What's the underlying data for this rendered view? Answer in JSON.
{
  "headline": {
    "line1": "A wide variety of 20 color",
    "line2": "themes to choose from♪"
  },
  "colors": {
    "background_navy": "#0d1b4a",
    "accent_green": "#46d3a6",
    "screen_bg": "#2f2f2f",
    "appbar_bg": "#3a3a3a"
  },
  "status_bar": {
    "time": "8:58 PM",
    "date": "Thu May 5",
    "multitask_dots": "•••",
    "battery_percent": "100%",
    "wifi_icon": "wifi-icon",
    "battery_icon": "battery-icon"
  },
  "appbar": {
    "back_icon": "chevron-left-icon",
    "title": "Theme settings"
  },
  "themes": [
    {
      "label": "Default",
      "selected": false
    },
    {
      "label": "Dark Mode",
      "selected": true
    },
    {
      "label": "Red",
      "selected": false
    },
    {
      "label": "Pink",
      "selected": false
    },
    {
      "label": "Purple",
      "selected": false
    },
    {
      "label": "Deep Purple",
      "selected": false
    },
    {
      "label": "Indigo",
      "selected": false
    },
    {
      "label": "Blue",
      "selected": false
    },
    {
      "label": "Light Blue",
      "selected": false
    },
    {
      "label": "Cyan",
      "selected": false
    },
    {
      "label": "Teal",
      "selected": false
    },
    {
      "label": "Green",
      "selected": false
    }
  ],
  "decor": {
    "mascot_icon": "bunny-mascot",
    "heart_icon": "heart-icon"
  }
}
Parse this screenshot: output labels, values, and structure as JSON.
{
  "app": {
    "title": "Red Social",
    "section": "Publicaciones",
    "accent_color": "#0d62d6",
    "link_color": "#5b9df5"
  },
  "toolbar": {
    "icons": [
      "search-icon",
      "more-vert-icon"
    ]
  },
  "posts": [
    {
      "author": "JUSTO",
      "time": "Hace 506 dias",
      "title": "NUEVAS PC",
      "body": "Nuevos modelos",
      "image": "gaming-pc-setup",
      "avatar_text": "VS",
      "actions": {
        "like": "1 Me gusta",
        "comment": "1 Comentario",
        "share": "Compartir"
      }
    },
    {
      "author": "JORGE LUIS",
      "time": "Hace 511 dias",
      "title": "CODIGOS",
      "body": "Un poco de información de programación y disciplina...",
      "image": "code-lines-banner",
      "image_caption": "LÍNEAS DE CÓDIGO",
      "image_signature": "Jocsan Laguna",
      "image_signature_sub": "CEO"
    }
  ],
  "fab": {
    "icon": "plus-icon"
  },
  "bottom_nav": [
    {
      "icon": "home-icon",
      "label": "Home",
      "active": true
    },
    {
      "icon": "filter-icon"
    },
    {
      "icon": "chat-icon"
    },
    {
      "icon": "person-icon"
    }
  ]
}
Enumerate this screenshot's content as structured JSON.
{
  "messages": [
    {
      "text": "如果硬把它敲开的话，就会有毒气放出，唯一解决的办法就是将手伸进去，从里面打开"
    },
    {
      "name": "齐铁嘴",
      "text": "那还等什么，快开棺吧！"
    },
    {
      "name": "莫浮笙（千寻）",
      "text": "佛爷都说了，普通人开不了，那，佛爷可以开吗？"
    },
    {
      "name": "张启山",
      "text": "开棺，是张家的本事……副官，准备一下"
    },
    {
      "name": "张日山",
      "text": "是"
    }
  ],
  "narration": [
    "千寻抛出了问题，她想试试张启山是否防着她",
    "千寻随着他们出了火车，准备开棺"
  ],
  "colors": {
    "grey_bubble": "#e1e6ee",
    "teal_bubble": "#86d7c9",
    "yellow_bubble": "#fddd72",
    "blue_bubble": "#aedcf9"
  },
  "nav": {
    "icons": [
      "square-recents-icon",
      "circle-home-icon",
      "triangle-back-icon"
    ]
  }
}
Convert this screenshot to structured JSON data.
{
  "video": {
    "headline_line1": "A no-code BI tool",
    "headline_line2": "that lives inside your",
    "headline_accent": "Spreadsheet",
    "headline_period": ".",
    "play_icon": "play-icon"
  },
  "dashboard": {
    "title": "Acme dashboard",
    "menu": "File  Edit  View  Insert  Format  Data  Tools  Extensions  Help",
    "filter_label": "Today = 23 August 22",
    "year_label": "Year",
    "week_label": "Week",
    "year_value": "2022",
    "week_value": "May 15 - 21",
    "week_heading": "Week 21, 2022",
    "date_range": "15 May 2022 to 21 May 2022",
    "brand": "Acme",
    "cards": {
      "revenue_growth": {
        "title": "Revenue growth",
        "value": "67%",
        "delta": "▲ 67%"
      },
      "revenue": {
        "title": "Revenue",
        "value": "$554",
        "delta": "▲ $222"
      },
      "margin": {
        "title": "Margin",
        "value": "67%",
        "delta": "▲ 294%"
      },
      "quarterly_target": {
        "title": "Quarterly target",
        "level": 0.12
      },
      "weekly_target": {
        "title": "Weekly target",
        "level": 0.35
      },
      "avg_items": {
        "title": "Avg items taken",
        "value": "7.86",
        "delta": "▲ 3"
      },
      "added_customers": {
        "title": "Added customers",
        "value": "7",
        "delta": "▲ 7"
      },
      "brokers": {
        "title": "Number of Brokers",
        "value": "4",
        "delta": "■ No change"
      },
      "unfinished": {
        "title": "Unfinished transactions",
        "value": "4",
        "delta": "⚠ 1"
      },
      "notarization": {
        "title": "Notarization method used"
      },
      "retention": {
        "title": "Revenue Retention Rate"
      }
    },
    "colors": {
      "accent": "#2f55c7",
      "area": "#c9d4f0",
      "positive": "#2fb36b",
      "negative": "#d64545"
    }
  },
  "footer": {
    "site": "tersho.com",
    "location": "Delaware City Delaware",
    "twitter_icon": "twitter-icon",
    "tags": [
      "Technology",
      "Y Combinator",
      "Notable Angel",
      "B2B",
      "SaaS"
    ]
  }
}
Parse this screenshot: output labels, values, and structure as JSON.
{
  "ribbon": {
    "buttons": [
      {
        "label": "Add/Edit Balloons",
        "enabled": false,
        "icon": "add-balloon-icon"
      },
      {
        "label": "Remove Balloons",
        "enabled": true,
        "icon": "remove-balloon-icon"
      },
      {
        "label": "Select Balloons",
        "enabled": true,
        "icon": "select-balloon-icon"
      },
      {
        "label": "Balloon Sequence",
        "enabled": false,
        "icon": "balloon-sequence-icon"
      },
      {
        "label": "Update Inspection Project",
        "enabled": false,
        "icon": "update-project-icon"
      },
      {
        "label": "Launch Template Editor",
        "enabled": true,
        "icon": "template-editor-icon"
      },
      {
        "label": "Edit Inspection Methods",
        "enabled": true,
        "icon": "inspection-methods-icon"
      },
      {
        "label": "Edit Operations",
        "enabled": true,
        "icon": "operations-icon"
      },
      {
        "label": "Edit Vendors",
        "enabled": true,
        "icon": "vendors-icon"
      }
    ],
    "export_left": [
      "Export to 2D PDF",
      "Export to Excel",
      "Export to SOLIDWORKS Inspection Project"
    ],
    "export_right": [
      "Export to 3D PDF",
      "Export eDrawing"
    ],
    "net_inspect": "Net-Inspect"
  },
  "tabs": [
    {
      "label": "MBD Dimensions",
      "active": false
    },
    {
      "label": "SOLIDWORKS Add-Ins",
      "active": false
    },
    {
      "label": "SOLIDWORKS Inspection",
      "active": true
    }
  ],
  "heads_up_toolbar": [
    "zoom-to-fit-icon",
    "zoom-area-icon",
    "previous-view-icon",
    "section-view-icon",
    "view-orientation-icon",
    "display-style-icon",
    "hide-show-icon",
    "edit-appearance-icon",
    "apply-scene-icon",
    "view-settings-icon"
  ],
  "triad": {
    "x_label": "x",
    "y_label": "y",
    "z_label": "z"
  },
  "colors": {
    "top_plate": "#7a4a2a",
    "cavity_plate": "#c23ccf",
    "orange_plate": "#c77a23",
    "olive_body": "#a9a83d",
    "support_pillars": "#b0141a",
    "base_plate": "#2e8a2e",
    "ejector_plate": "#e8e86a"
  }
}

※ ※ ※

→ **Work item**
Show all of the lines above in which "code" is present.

→ **Answer space**
      "image": "code-lines-banner",
    "headline_line1": "A no-code BI tool",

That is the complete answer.